- YOUR INSTRUCTIONS
Please return all lines of the data below containing the string "Empfänger".

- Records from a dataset
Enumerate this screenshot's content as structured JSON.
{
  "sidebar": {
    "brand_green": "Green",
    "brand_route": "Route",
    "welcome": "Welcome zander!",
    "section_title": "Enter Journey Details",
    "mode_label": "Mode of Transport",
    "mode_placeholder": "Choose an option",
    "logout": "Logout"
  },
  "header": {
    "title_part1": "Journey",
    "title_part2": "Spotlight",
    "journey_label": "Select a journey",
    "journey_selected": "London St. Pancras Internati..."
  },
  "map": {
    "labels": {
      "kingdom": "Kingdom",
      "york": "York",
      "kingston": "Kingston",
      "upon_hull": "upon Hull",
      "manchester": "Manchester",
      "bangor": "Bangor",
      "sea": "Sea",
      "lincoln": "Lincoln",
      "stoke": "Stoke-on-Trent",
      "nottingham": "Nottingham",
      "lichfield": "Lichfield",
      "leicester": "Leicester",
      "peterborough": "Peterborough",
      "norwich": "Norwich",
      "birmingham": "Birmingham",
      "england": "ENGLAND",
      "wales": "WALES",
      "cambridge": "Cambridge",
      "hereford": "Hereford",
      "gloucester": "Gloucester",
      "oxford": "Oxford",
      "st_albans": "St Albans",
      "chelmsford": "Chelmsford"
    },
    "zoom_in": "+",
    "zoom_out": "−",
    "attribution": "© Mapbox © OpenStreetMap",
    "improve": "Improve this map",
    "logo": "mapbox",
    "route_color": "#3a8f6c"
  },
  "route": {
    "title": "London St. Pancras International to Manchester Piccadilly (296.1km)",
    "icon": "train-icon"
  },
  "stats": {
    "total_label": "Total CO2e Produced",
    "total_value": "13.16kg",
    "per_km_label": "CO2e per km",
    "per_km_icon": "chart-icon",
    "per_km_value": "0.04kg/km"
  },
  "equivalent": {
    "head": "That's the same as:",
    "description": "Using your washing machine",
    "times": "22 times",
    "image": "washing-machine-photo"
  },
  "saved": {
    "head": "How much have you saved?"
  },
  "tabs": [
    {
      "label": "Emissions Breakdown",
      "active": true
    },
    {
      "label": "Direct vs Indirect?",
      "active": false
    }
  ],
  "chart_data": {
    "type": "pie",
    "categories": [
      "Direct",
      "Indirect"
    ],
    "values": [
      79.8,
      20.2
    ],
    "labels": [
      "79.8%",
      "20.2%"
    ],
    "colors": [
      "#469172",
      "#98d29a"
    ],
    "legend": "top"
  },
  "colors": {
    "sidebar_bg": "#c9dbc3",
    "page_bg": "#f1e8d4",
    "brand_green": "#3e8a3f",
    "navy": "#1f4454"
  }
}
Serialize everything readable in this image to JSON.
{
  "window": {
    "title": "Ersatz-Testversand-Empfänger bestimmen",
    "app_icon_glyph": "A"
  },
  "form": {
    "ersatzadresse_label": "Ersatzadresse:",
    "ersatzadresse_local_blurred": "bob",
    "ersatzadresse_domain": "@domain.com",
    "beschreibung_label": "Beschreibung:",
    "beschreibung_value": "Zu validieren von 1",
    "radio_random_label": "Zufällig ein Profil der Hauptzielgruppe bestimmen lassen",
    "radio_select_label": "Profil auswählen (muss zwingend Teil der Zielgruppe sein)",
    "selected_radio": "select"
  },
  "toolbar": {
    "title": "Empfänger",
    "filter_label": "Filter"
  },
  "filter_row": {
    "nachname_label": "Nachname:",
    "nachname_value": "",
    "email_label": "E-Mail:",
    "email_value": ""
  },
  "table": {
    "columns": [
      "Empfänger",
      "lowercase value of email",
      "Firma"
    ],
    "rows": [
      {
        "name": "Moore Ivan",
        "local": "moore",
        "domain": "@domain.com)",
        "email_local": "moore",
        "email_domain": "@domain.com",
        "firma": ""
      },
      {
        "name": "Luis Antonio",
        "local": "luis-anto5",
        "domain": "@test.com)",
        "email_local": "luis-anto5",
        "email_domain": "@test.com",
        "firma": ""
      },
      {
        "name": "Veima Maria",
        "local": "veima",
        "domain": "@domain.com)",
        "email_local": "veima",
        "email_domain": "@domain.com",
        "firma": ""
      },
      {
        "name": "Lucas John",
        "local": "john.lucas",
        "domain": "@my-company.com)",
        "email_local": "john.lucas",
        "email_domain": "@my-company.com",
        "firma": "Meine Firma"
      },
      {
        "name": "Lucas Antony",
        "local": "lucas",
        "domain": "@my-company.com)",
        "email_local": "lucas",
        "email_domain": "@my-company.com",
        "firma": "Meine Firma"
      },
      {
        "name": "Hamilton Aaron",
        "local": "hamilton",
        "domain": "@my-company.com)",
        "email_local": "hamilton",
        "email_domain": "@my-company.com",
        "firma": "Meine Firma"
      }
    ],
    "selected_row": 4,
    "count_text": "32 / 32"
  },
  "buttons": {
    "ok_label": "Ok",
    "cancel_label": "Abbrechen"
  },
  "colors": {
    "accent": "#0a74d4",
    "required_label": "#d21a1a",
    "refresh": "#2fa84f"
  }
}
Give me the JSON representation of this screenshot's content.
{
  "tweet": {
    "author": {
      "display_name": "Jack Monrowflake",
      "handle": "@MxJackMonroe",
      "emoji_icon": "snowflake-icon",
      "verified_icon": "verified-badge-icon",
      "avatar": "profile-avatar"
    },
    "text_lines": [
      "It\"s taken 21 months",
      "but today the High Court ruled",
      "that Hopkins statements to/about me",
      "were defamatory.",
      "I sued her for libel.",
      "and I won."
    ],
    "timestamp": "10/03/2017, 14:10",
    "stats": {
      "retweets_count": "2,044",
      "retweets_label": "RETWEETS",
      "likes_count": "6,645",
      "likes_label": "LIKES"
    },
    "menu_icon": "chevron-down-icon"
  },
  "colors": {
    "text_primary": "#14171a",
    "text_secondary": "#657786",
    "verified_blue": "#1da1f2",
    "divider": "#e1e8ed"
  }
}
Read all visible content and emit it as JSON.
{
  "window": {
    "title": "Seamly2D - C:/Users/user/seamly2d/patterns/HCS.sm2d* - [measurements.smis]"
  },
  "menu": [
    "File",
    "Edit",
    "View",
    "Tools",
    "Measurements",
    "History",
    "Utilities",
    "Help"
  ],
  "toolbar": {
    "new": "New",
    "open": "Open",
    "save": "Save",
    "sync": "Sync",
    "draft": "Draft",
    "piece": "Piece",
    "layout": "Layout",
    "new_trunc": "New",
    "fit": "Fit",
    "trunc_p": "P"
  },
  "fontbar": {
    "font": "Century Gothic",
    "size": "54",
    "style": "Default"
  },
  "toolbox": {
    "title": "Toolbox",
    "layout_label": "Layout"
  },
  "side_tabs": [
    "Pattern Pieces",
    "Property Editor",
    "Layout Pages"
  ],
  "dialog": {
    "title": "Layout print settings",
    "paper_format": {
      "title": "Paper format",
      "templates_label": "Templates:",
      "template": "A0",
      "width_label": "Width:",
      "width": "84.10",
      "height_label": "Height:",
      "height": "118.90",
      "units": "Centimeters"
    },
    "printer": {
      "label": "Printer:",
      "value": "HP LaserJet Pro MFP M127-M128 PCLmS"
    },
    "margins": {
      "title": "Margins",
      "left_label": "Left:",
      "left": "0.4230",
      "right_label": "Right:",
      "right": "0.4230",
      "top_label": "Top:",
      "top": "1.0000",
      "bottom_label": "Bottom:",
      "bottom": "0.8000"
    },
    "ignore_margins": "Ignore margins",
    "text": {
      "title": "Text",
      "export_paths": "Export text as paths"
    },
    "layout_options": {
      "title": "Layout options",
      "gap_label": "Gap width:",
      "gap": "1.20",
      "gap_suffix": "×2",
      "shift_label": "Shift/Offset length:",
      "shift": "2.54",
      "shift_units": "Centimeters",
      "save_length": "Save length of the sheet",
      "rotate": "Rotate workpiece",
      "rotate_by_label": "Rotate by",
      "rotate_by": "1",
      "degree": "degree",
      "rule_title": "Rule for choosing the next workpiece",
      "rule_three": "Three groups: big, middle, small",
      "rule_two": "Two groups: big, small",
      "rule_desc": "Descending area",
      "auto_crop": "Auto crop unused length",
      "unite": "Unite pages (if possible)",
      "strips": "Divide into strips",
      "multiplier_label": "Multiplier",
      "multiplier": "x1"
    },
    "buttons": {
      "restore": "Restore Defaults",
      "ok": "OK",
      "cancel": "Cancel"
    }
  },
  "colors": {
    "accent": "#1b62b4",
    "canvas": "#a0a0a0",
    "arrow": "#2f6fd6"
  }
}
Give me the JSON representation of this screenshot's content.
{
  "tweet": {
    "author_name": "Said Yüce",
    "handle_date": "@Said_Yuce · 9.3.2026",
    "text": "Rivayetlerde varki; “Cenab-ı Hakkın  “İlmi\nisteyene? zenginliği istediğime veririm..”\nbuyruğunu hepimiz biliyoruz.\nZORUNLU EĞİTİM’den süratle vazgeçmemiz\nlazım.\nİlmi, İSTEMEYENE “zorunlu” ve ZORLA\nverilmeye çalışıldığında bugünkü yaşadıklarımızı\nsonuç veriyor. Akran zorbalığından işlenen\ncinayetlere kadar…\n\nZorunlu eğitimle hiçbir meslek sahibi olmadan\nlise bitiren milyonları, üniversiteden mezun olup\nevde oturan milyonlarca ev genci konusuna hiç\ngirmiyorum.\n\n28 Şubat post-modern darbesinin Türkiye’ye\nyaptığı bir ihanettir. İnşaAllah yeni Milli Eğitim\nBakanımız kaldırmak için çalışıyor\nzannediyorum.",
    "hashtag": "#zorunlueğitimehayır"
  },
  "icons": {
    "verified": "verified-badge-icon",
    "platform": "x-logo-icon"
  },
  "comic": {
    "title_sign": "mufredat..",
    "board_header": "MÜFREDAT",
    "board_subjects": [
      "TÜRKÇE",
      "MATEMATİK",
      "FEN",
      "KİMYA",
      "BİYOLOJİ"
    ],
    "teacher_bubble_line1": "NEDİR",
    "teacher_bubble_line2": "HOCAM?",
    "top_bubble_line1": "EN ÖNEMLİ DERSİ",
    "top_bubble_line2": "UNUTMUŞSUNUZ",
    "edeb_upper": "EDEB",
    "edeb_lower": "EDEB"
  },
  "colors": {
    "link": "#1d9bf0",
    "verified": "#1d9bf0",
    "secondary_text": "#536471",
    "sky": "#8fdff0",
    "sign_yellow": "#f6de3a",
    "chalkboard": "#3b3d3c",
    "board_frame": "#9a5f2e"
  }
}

- EXERCISE RESPONSE
    "title": "Ersatz-Testversand-Empfänger bestimmen",
    "title": "Empfänger",
      "Empfänger",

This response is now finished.